Tania Clarence, 42, looked over at her husband and broke down in tears as she stood in the dock accused of killing her three-year-old twin sons, Ben and Max, and four year-old daughter, Olivia, at their home.
Her investment banker husband, Gary, 43, also broke down in tears as he locked eyes with his wife from his seat in the public gallery during the brief hearing.
Wearing a black suit and white shirt, Mr Clarence walked into Wimbledon Magistrates’ Court supported by a group of people believed to be family and friends.
He hugged two women in the public gallery before sitting down to watch the proceedings.
Wearing a grey top with a white long-sleeved top underneath, his wife looked fragile as she stood in the glass-fronted dock at the court in south west London, accused of the triple murder.
Her voice shaking with emotion, she spoke only to confirm her name, age and address.
She is accused of three counts of murdering a child aged over one year old between April 20 and April 23 this year.
All three young children were said to have suffered from spinal muscular atrophy.
Also known as floppy baby syndrome, the genetic condition leaves children with little control of their movements and can drastically shorten life expectancy.

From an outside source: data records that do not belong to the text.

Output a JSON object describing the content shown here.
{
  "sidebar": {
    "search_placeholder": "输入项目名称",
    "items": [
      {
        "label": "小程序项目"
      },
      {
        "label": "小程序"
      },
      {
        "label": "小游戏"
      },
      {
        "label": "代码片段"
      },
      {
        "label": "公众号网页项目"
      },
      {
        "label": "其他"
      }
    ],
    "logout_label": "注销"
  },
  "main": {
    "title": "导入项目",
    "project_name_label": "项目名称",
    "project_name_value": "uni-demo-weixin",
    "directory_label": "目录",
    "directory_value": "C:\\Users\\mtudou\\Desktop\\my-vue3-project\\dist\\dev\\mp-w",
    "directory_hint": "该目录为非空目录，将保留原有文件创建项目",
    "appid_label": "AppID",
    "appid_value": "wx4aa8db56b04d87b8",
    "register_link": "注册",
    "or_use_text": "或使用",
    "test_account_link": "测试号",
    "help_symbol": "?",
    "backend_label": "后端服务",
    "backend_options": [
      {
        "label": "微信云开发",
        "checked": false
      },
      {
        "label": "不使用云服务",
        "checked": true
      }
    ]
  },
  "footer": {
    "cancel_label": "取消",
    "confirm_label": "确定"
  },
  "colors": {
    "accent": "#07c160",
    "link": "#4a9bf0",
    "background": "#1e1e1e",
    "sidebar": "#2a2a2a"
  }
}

Police were called to the family’s five-bedroom home in Thetford Road in the wealthy south west London suburb of New Malden at 9.30pm on Tuesday night where they discovered the bodies.
Mrs Clarence, who also has a healthy eight-year-old daughter, was arrested shortly afterwards.
Mr Clarence, who works at the City bank Investec, is said to have been away in the family’s native South Africa with their eldest daughter at the time of the deaths.
No formal plea was entered and Mrs Clarence was remanded in custody.
Chairwoman of the bench Fiona Abbott said: “For these three charges you will be sent to the Central Criminal Court at the Old Bailey for a preliminary hearing on 9 May.
“There will be a bail application at the Central Criminal Court at 10am on 29 April.”
Two uniformed police officers stood guard outside the courtroom and the public gallery was packed with press during today’s short hearing.
Mrs Clarence is originally from South Africa and moved to Britain with her husband some years ago.
Mr Clarence was escorted out of the court by police officers and driven away in a black taxi.
He did not say anything as he walked down the court steps and through a scrum of photographers.
A female police officer stopped traffic to allow Mr Clarence to be driven off quickly.